By Enough Team

September 12, 2018

South Sudanese General Travels to China Despite UN Travel Ban

Inquiries by The Sentry have just revealed that General Gabriel Jok Riak, South Sudan’s top military commander, likely traveled in violation of his UN travel ban.

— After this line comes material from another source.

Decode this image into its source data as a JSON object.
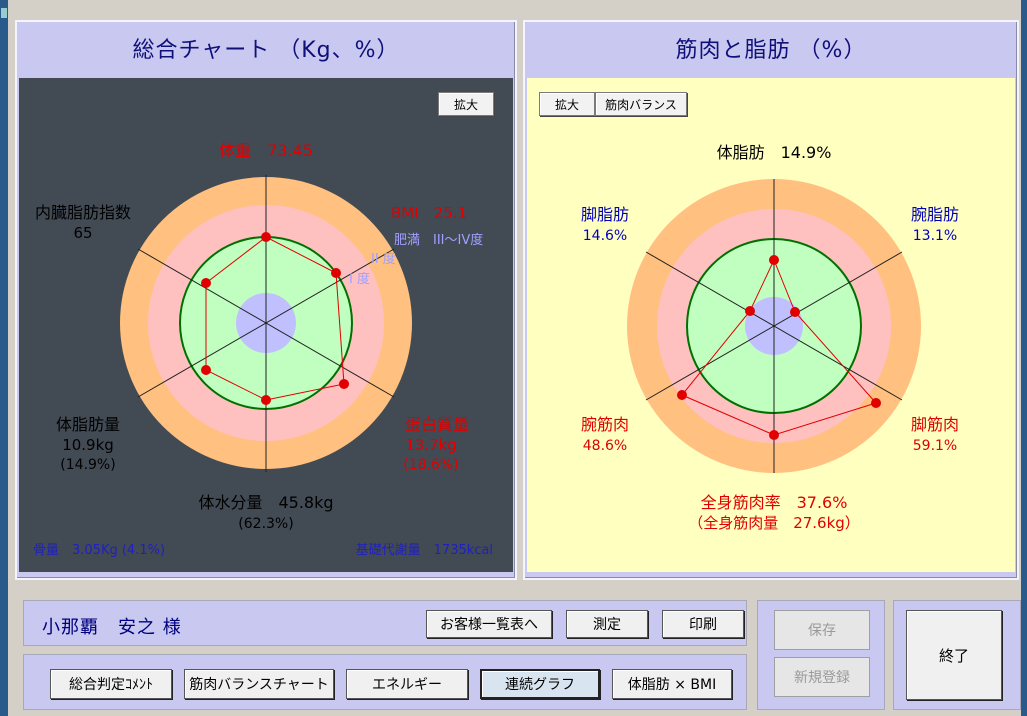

The Sentry has now been able to confirm that General Jok Riak did not receive an official waiver from the UN when he visited China last month for the first China-Africa Defense & Security Forum.

By Enough Team

August 15, 2018

Delaying Consequences Emboldens Peace Spoilers in South Sudan

On Thursday May 31st, the UN Security Council voted to renew the sanctions regime on South Sudan for 45 days but refrained from sanctioning six high-level political and military leaders with command and control responsibilities pending a review of compliance to the Cessation of Hostilities (CoH) agreement signed at the recently concluded High Level Revitalization Forum in Addis Ababa, Ethiopia.

By Enough Team

May 31, 2018

John Prendergast Testifies to Congress on Sub-Saharan Africa, Urges Network Sanctions and Anti-Money Laundering Measures to Address War Linked to Grand Corruption

Today, John Prendergast, Co-Founder of The Sentry and Founding Director of the Enough Project, testified before the U.S. House Foreign Affairs Subcommittee on Africa, Global Health, Global Human Rights, and International Organizations, in a hearing on “Protecting Civil Society, Faith-Based Actors, and Political Speech in Sub-Saharan Africa.”

By Enough Team

May 9, 2018